(Data items)

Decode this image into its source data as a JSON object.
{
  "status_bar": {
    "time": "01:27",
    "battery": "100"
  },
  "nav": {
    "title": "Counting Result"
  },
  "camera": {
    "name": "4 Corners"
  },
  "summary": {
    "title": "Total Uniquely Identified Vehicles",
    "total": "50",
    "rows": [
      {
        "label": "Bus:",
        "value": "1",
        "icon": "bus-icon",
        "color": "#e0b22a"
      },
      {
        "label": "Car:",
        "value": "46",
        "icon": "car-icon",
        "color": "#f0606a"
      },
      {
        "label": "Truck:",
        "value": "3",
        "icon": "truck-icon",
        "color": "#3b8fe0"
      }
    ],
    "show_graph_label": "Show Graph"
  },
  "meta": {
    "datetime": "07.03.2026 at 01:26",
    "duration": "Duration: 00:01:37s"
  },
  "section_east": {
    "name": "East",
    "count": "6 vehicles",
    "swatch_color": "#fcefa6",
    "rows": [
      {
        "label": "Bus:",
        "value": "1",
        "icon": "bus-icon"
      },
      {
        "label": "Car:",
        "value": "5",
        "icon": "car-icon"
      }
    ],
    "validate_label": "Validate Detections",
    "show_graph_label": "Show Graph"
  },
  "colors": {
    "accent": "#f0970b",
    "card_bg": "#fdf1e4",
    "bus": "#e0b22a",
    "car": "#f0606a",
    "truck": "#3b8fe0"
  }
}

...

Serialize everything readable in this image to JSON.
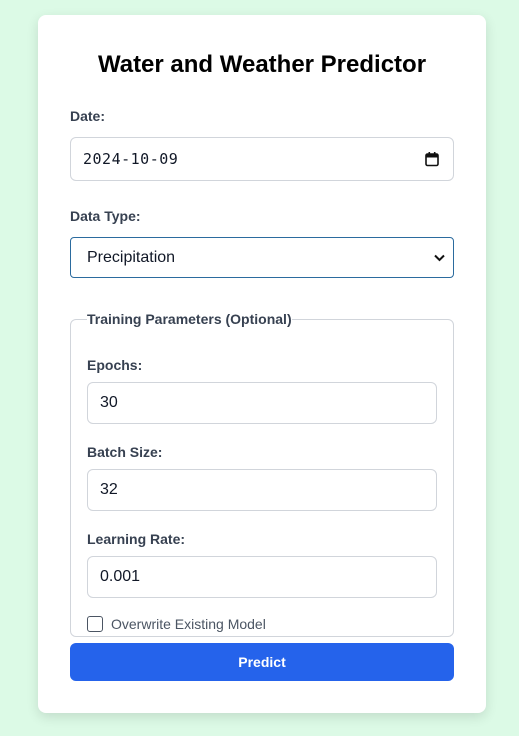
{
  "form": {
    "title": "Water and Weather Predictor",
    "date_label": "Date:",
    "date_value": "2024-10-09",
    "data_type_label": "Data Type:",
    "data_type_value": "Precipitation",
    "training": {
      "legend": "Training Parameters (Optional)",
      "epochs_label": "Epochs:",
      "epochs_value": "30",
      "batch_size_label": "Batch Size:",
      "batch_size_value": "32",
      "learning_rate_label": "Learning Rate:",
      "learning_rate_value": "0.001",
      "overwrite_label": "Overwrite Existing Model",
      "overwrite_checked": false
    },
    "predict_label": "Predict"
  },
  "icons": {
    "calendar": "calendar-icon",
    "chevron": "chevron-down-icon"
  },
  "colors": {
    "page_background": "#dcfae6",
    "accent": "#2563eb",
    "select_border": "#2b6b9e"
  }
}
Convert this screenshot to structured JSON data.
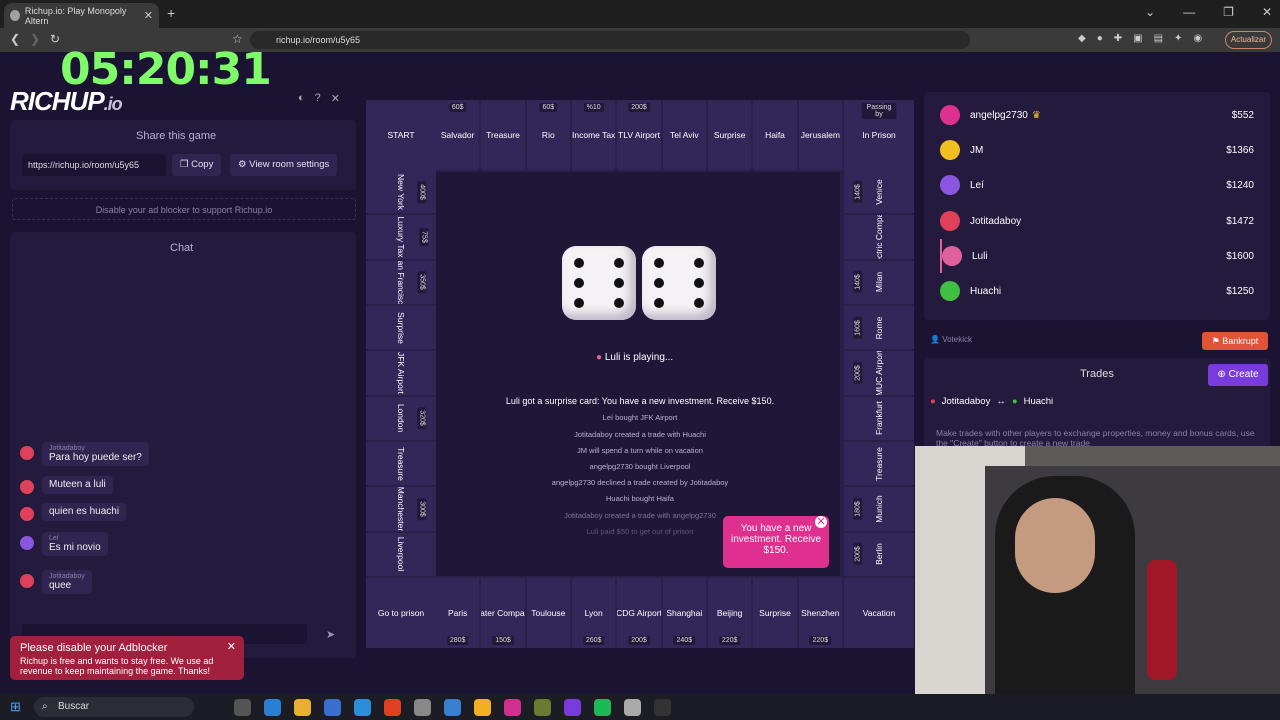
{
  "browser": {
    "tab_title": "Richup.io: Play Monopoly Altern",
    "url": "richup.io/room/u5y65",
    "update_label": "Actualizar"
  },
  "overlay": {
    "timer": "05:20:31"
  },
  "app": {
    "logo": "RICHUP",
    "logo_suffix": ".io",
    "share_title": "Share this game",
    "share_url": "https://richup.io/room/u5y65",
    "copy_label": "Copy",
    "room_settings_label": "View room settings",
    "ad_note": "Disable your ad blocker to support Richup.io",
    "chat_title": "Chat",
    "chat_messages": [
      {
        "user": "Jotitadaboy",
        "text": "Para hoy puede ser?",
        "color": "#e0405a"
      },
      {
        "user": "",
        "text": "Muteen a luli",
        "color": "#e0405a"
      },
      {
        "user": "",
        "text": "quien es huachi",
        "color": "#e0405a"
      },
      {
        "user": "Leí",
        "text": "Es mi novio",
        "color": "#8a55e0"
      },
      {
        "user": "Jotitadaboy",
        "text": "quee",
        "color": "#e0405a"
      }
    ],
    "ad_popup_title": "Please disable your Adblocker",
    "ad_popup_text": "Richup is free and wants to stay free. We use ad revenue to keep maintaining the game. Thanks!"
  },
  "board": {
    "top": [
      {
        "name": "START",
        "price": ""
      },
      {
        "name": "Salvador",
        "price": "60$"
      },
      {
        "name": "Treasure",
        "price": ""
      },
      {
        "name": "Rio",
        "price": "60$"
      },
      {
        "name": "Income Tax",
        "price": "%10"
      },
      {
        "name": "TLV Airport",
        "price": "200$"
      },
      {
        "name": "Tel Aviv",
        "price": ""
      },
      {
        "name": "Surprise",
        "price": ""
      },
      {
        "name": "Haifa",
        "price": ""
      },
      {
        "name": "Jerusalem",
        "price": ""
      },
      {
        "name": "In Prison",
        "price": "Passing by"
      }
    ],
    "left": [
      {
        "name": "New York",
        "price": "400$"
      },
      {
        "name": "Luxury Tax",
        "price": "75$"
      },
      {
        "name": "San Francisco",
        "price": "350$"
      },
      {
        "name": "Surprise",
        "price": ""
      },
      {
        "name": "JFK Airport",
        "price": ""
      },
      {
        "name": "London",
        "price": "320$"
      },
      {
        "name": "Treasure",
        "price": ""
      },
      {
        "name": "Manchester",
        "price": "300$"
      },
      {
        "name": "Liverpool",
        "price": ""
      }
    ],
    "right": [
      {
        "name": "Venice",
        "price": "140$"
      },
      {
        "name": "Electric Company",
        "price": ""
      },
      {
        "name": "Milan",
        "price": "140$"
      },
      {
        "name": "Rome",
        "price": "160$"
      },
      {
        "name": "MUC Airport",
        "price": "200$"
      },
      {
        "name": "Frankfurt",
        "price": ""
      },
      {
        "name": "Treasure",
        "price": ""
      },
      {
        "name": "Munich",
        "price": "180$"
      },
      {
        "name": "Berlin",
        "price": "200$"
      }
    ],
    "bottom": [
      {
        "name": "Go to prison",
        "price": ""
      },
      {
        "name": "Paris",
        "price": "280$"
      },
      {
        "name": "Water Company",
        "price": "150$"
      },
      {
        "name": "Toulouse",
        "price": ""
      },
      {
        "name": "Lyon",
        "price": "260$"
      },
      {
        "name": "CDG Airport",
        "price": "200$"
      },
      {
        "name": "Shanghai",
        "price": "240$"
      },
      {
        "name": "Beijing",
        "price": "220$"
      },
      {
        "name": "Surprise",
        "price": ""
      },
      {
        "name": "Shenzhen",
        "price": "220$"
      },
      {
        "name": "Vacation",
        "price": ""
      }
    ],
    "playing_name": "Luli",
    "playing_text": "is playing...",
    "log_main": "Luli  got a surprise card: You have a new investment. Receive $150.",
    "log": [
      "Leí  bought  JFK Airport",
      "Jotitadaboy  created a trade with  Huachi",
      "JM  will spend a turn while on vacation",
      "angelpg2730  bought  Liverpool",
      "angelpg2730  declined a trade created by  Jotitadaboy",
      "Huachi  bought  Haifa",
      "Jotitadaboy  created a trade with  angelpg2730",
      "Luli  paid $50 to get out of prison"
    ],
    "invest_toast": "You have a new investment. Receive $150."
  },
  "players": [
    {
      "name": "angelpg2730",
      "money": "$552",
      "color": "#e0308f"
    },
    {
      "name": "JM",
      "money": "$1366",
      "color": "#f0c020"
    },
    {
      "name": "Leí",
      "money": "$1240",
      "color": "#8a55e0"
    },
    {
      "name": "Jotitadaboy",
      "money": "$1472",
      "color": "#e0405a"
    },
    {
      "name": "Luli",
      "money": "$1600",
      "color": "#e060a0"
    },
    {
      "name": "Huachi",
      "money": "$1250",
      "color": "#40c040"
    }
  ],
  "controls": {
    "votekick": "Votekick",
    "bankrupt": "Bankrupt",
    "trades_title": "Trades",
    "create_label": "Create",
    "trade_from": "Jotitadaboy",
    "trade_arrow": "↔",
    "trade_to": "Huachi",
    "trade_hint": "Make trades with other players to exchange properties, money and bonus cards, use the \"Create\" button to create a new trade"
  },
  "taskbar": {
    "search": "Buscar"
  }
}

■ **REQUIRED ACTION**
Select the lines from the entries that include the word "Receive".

■ **SOLVED PROBLEM**
    "log_main": "Luli  got a surprise card: You have a new investment. Receive $150.",
    "invest_toast": "You have a new investment. Receive $150."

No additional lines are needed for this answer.